▸ **TASK BRIEF**
Search the entries below for the word "Annual" and copy each line that has it.

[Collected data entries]
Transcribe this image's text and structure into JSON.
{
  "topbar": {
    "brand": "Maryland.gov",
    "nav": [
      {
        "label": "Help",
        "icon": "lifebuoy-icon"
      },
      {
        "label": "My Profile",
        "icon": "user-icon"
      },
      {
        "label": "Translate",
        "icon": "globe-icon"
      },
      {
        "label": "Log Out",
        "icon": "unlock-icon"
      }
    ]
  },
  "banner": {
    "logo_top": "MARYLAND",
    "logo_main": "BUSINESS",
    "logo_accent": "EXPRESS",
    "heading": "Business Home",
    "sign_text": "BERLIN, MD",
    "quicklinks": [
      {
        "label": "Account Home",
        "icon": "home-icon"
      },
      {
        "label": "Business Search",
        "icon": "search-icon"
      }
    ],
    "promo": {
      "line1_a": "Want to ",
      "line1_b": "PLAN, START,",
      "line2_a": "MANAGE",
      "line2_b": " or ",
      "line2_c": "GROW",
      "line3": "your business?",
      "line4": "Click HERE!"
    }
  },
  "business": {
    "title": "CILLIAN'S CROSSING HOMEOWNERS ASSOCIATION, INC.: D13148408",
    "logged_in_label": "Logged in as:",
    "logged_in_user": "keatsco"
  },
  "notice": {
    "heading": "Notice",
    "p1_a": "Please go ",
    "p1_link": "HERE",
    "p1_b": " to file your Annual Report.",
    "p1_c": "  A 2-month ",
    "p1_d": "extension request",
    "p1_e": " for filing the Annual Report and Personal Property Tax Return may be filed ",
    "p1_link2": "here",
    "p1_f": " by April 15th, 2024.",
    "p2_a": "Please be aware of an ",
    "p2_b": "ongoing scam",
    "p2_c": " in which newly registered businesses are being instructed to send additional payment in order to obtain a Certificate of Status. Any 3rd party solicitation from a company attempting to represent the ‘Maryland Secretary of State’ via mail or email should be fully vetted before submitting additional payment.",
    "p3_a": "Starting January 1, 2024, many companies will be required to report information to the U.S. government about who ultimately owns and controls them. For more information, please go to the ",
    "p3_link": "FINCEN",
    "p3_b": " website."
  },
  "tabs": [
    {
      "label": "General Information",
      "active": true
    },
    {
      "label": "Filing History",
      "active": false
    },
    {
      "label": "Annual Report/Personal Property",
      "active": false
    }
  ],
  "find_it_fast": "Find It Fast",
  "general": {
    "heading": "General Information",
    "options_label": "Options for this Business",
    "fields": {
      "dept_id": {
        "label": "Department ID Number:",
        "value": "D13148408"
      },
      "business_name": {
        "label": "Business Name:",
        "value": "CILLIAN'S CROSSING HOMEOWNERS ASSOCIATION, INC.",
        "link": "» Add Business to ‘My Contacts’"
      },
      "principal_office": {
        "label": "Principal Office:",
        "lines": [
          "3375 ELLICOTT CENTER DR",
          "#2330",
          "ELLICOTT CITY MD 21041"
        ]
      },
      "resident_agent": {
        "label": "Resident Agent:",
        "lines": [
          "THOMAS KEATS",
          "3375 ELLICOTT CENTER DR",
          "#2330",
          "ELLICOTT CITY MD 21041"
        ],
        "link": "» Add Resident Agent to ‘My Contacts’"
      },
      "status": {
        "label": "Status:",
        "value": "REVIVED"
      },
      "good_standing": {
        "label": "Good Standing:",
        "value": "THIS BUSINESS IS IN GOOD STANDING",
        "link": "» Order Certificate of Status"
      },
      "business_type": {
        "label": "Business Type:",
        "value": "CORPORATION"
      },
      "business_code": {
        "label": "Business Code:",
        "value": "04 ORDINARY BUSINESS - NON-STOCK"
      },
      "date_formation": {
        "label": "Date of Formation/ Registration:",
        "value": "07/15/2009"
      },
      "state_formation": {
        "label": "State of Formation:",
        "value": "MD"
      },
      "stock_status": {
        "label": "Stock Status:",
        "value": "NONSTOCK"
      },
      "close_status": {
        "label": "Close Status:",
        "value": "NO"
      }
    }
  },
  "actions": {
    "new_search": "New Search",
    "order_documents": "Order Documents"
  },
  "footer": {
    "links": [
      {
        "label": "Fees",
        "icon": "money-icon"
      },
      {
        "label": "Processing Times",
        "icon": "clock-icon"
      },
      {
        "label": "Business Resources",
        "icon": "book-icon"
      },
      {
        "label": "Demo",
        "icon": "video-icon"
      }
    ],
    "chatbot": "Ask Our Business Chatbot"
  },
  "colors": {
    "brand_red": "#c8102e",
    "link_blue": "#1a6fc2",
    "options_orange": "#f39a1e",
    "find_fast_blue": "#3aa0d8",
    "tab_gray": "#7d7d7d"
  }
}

▸ **EXERCISE RESPONSE**
    "p1_b": " to file your Annual Report.",
    "p1_e": " for filing the Annual Report and Personal Property Tax Return may be filed ",
      "label": "Annual Report/Personal Property",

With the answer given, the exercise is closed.